Internationally acclaimed author Salman Rushdie was awarded knighthood on Saturday by Britain’s Queen Elizabeth II, who also honoured 19 other NRIs in recognition of their contribution to various fields.
Rushdie has been awarded for his services to Literature in the Queen’s Birthday Honours List, which recognises achievements of 19 other NRIs as well. "I’m thrilled and humbled to receive this great honour, and I am very grateful that my work has been recognised in this way," Rushdie said.
The litterateur, who will celebrate his 60th birthday on Tuesday, spent almost a decade in hiding following a decree by Iran’s spiritual leader for his assassination after publication of his controversial book, Satanic Verses.
The booker Prize winner, who was was knighted along with former English cricketer Ian Botham, now spends much of his time in the US. Rushdie went to school in Mumbai and at Rugby in England, and read History at King’s College, Cambridge where he joined the Cambridge Footlights Theatre company. His second novel, Midnight’s Children was judged to have been the ‘Booker of Bookers’ in 1993.
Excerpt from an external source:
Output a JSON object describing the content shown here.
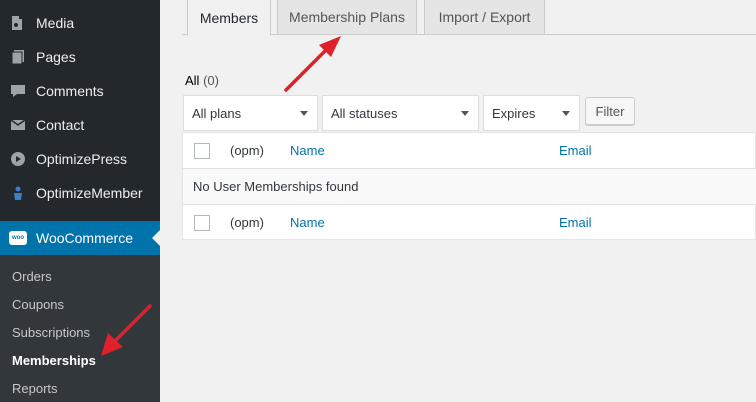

Indian-origin Shami Chakrabarti, director of human rights group Liberty, who has been one of the most persistent critics of the UK government, was made a Commander of the Order of the British Empire. The 38-year-old barrister said "I’m not the most predictable choice."